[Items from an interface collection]
::::

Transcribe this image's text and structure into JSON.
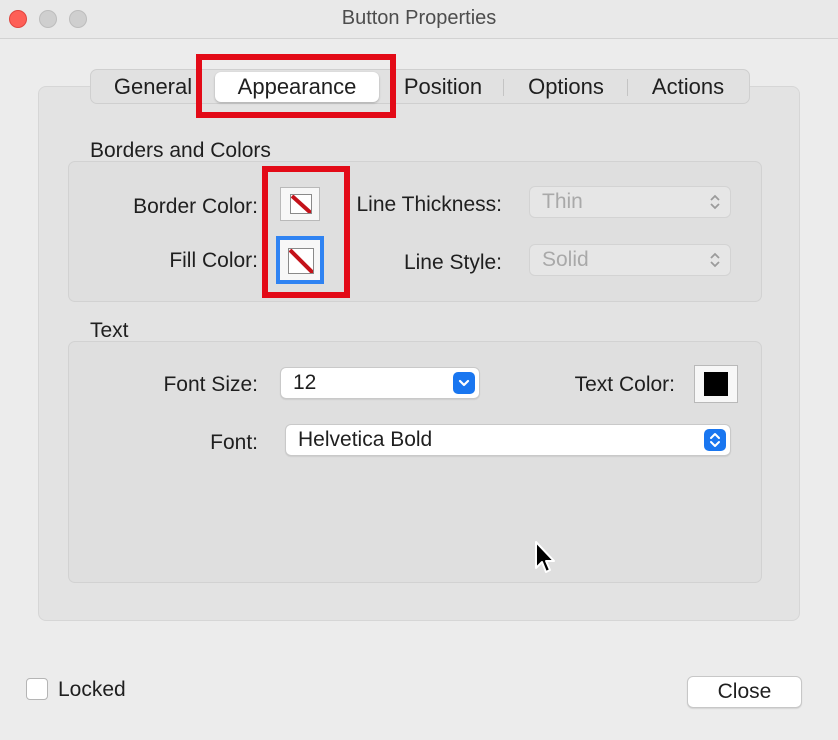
{
  "window": {
    "title": "Button Properties"
  },
  "tabs": [
    {
      "label": "General",
      "selected": false
    },
    {
      "label": "Appearance",
      "selected": true
    },
    {
      "label": "Position",
      "selected": false
    },
    {
      "label": "Options",
      "selected": false
    },
    {
      "label": "Actions",
      "selected": false
    }
  ],
  "borders_colors": {
    "section_label": "Borders and Colors",
    "border_color_label": "Border Color:",
    "border_color_icon": "no-color-swatch-icon",
    "fill_color_label": "Fill Color:",
    "fill_color_icon": "no-color-swatch-icon",
    "line_thickness_label": "Line Thickness:",
    "line_thickness_value": "Thin",
    "line_style_label": "Line Style:",
    "line_style_value": "Solid"
  },
  "text": {
    "section_label": "Text",
    "font_size_label": "Font Size:",
    "font_size_value": "12",
    "text_color_label": "Text Color:",
    "text_color_value": "#000000",
    "font_label": "Font:",
    "font_value": "Helvetica Bold"
  },
  "footer": {
    "locked_label": "Locked",
    "locked_checked": false,
    "close_label": "Close"
  },
  "colors": {
    "highlight": "#e30a17",
    "focus_ring": "#2f83f2",
    "accent": "#1976f0"
  }
}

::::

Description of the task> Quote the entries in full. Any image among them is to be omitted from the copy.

Written answer>
Transcribe this image's text and structure into JSON.
{
  "window": {
    "title": "Button Properties"
  },
  "tabs": [
    {
      "label": "General",
      "selected": false
    },
    {
      "label": "Appearance",
      "selected": true
    },
    {
      "label": "Position",
      "selected": false
    },
    {
      "label": "Options",
      "selected": false
    },
    {
      "label": "Actions",
      "selected": false
    }
  ],
  "borders_colors": {
    "section_label": "Borders and Colors",
    "border_color_label": "Border Color:",
    "border_color_icon": "no-color-swatch-icon",
    "fill_color_label": "Fill Color:",
    "fill_color_icon": "no-color-swatch-icon",
    "line_thickness_label": "Line Thickness:",
    "line_thickness_value": "Thin",
    "line_style_label": "Line Style:",
    "line_style_value": "Solid"
  },
  "text": {
    "section_label": "Text",
    "font_size_label": "Font Size:",
    "font_size_value": "12",
    "text_color_label": "Text Color:",
    "text_color_value": "#000000",
    "font_label": "Font:",
    "font_value": "Helvetica Bold"
  },
  "footer": {
    "locked_label": "Locked",
    "locked_checked": false,
    "close_label": "Close"
  },
  "colors": {
    "highlight": "#e30a17",
    "focus_ring": "#2f83f2",
    "accent": "#1976f0"
  }
}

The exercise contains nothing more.